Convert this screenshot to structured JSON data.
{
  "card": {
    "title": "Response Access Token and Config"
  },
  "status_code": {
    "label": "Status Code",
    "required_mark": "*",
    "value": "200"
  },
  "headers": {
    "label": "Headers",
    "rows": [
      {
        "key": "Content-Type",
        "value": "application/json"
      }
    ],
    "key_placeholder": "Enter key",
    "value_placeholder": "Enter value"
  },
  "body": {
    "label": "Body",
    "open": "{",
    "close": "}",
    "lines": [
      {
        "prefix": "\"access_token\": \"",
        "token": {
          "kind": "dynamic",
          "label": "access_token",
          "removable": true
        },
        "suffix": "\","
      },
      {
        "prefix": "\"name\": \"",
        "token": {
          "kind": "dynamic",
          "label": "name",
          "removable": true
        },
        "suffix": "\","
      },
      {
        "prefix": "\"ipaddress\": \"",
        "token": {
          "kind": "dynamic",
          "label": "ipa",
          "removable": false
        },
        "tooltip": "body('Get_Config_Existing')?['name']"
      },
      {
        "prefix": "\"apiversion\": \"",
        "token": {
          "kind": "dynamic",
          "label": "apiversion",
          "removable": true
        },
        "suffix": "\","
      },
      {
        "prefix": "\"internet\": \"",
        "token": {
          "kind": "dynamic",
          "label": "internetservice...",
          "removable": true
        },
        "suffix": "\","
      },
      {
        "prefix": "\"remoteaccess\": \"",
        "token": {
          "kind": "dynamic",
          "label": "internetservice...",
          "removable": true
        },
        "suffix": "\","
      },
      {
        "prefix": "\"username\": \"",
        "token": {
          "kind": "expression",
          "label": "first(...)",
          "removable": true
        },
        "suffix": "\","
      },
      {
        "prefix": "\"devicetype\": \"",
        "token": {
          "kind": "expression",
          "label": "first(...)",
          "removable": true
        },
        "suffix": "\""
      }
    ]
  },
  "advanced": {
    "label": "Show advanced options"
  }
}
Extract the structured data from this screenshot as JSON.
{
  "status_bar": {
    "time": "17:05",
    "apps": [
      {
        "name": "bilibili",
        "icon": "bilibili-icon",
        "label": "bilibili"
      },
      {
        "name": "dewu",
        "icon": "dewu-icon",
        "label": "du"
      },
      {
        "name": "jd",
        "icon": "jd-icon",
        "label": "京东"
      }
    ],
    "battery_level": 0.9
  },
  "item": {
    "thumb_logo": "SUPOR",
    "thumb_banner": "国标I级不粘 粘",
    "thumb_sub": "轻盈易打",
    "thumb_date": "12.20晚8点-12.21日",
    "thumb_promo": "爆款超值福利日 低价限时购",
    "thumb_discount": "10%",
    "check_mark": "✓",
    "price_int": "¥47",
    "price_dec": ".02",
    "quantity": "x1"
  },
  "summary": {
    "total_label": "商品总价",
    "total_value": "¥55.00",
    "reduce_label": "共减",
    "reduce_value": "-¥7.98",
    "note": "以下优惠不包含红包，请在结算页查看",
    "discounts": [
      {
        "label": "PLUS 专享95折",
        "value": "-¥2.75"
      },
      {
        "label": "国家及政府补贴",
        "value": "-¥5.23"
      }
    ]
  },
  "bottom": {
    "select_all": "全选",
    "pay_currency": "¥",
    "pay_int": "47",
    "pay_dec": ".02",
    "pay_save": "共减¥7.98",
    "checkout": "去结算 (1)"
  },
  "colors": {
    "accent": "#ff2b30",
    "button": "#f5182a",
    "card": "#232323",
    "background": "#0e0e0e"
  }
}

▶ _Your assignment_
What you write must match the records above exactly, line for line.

▶ _Response for this exercise_
Convert this screenshot to structured JSON data.
{
  "card": {
    "title": "Response Access Token and Config"
  },
  "status_code": {
    "label": "Status Code",
    "required_mark": "*",
    "value": "200"
  },
  "headers": {
    "label": "Headers",
    "rows": [
      {
        "key": "Content-Type",
        "value": "application/json"
      }
    ],
    "key_placeholder": "Enter key",
    "value_placeholder": "Enter value"
  },
  "body": {
    "label": "Body",
    "open": "{",
    "close": "}",
    "lines": [
      {
        "prefix": "\"access_token\": \"",
        "token": {
          "kind": "dynamic",
          "label": "access_token",
          "removable": true
        },
        "suffix": "\","
      },
      {
        "prefix": "\"name\": \"",
        "token": {
          "kind": "dynamic",
          "label": "name",
          "removable": true
        },
        "suffix": "\","
      },
      {
        "prefix": "\"ipaddress\": \"",
        "token": {
          "kind": "dynamic",
          "label": "ipa",
          "removable": false
        },
        "tooltip": "body('Get_Config_Existing')?['name']"
      },
      {
        "prefix": "\"apiversion\": \"",
        "token": {
          "kind": "dynamic",
          "label": "apiversion",
          "removable": true
        },
        "suffix": "\","
      },
      {
        "prefix": "\"internet\": \"",
        "token": {
          "kind": "dynamic",
          "label": "internetservice...",
          "removable": true
        },
        "suffix": "\","
      },
      {
        "prefix": "\"remoteaccess\": \"",
        "token": {
          "kind": "dynamic",
          "label": "internetservice...",
          "removable": true
        },
        "suffix": "\","
      },
      {
        "prefix": "\"username\": \"",
        "token": {
          "kind": "expression",
          "label": "first(...)",
          "removable": true
        },
        "suffix": "\","
      },
      {
        "prefix": "\"devicetype\": \"",
        "token": {
          "kind": "expression",
          "label": "first(...)",
          "removable": true
        },
        "suffix": "\""
      }
    ]
  },
  "advanced": {
    "label": "Show advanced options"
  }
}
Extract the structured data from this screenshot as JSON.
{
  "status_bar": {
    "time": "17:05",
    "apps": [
      {
        "name": "bilibili",
        "icon": "bilibili-icon",
        "label": "bilibili"
      },
      {
        "name": "dewu",
        "icon": "dewu-icon",
        "label": "du"
      },
      {
        "name": "jd",
        "icon": "jd-icon",
        "label": "京东"
      }
    ],
    "battery_level": 0.9
  },
  "item": {
    "thumb_logo": "SUPOR",
    "thumb_banner": "国标I级不粘 粘",
    "thumb_sub": "轻盈易打",
    "thumb_date": "12.20晚8点-12.21日",
    "thumb_promo": "爆款超值福利日 低价限时购",
    "thumb_discount": "10%",
    "check_mark": "✓",
    "price_int": "¥47",
    "price_dec": ".02",
    "quantity": "x1"
  },
  "summary": {
    "total_label": "商品总价",
    "total_value": "¥55.00",
    "reduce_label": "共减",
    "reduce_value": "-¥7.98",
    "note": "以下优惠不包含红包，请在结算页查看",
    "discounts": [
      {
        "label": "PLUS 专享95折",
        "value": "-¥2.75"
      },
      {
        "label": "国家及政府补贴",
        "value": "-¥5.23"
      }
    ]
  },
  "bottom": {
    "select_all": "全选",
    "pay_currency": "¥",
    "pay_int": "47",
    "pay_dec": ".02",
    "pay_save": "共减¥7.98",
    "checkout": "去结算 (1)"
  },
  "colors": {
    "accent": "#ff2b30",
    "button": "#f5182a",
    "card": "#232323",
    "background": "#0e0e0e"
  }
}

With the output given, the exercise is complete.